REQUIRED WORK> Among the entries, find the lines with the string "home" and report them.

SUPPLIED ENTRIES>

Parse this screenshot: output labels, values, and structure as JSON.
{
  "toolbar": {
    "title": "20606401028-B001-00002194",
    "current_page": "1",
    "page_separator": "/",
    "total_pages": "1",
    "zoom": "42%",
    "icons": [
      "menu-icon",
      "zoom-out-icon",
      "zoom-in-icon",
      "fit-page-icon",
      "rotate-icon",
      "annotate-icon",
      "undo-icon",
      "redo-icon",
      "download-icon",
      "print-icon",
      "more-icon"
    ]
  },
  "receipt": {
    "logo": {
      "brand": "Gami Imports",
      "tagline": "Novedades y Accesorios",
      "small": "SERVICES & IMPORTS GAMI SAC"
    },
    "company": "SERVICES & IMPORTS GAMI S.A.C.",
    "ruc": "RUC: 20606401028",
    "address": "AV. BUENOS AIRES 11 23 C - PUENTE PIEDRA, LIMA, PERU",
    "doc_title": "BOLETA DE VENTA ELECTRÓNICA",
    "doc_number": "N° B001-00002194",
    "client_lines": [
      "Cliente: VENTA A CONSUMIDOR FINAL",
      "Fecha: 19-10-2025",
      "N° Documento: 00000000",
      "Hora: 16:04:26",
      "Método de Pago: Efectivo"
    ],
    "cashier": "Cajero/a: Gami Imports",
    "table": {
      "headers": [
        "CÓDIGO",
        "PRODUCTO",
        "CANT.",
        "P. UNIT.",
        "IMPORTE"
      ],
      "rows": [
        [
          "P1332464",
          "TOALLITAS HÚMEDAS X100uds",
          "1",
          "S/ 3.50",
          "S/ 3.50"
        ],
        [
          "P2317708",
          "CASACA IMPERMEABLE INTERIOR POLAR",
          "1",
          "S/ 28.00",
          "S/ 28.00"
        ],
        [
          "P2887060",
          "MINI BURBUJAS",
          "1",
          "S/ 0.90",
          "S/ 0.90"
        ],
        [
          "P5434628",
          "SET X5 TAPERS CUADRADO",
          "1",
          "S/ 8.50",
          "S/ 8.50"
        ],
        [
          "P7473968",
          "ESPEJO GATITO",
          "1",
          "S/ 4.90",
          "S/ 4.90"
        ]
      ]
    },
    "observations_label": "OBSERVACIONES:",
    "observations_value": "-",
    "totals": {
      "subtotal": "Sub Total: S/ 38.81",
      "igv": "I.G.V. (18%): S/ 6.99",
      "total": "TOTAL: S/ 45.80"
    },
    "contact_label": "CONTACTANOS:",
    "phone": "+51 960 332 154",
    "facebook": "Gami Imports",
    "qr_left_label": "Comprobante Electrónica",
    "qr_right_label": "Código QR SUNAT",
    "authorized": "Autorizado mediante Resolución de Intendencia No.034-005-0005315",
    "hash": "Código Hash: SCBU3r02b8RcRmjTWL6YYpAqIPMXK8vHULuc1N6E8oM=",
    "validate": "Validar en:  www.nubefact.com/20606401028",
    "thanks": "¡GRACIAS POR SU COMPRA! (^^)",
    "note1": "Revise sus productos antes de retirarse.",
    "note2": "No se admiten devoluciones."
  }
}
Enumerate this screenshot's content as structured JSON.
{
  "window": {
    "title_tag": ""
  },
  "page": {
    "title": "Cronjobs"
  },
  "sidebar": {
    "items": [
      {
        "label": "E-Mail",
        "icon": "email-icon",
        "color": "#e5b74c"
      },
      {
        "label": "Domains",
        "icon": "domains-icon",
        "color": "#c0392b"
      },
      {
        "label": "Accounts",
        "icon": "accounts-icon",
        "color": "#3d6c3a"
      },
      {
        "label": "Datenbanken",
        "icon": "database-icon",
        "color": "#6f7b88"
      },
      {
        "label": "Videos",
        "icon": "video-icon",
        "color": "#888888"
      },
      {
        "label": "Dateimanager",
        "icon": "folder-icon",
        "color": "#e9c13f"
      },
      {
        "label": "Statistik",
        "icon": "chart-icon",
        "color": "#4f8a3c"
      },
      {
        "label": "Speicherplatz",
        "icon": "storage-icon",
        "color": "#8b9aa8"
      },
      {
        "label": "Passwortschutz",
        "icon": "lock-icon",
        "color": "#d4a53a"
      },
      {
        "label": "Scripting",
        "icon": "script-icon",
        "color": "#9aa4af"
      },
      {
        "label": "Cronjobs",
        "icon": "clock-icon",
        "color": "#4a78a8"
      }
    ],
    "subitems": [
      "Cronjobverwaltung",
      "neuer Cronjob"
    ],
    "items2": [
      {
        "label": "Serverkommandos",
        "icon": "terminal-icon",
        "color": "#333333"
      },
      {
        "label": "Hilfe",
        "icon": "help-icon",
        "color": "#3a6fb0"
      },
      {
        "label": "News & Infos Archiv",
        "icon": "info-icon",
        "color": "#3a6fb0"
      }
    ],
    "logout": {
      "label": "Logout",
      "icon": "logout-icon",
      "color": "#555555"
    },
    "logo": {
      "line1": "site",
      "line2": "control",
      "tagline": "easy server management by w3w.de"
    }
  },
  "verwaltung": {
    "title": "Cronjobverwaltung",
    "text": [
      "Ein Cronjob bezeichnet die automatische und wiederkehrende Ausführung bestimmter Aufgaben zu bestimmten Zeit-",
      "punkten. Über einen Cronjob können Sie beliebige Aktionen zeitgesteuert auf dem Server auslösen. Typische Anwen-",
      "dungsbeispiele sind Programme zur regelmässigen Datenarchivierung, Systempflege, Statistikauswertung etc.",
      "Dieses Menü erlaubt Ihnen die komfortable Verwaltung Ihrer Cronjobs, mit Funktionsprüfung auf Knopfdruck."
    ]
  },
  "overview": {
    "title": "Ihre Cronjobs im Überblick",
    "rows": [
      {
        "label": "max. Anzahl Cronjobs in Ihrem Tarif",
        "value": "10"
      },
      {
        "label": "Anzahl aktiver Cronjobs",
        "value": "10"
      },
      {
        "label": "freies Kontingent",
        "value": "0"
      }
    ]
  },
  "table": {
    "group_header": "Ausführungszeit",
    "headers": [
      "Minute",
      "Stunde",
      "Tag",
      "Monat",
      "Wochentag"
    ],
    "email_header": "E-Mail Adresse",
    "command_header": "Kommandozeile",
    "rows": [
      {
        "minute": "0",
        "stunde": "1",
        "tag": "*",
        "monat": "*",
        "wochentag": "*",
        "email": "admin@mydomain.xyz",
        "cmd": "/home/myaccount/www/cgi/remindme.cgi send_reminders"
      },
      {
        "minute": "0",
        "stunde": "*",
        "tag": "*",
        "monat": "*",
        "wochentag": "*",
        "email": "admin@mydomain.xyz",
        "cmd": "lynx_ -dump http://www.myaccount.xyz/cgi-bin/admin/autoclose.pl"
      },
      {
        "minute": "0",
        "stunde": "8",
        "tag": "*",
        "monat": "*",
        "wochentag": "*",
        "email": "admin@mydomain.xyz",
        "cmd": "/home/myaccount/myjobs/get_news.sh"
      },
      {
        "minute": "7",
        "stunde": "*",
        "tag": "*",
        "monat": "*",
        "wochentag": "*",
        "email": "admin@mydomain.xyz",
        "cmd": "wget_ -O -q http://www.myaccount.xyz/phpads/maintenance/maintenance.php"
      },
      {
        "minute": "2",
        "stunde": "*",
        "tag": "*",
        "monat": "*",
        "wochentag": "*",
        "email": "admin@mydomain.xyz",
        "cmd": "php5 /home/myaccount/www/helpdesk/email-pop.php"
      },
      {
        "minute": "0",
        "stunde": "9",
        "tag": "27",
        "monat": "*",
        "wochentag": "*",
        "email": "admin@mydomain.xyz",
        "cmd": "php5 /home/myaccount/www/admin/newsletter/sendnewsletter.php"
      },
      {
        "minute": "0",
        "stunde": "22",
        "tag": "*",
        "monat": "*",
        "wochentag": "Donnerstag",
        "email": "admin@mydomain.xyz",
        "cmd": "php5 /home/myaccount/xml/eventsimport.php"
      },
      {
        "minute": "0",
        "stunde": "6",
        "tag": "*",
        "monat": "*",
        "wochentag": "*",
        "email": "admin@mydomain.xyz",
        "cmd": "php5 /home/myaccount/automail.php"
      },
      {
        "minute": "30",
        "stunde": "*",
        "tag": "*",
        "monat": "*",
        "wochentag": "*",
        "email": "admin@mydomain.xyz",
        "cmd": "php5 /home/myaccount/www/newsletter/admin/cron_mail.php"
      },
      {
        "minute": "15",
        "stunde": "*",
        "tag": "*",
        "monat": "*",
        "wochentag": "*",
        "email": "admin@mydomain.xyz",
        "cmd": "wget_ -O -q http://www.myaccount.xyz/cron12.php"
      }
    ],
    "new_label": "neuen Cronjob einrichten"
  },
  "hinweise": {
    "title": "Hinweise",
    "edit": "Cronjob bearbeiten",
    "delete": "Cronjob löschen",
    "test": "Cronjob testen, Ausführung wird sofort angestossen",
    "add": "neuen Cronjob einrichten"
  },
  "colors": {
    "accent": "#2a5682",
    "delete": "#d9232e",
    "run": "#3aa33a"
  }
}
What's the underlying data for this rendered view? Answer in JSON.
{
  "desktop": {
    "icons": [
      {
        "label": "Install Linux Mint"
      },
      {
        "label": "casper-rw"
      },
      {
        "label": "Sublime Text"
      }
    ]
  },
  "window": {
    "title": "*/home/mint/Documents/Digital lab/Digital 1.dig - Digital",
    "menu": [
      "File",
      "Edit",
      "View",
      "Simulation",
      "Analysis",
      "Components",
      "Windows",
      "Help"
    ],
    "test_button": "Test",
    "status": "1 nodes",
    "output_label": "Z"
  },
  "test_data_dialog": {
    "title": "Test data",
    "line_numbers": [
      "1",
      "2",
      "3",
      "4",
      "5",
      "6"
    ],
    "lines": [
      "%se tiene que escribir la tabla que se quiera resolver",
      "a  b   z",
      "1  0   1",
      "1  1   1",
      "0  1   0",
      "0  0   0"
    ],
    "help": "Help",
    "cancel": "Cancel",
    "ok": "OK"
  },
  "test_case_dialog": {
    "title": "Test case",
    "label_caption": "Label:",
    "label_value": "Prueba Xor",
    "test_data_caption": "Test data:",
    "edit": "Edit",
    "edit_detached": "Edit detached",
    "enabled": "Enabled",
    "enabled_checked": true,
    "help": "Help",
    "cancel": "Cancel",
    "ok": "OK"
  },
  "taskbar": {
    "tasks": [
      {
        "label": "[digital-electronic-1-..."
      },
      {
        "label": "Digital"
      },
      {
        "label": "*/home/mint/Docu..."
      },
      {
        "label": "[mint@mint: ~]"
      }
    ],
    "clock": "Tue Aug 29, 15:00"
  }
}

OUTPUT>
        "cmd": "/home/myaccount/www/cgi/remindme.cgi send_reminders"
        "cmd": "/home/myaccount/myjobs/get_news.sh"
        "cmd": "php5 /home/myaccount/www/helpdesk/email-pop.php"
        "cmd": "php5 /home/myaccount/www/admin/newsletter/sendnewsletter.php"
        "cmd": "php5 /home/myaccount/xml/eventsimport.php"
        "cmd": "php5 /home/myaccount/automail.php"
        "cmd": "php5 /home/myaccount/www/newsletter/admin/cron_mail.php"
    "title": "*/home/mint/Documents/Digital lab/Digital 1.dig - Digital",
        "label": "*/home/mint/Docu..."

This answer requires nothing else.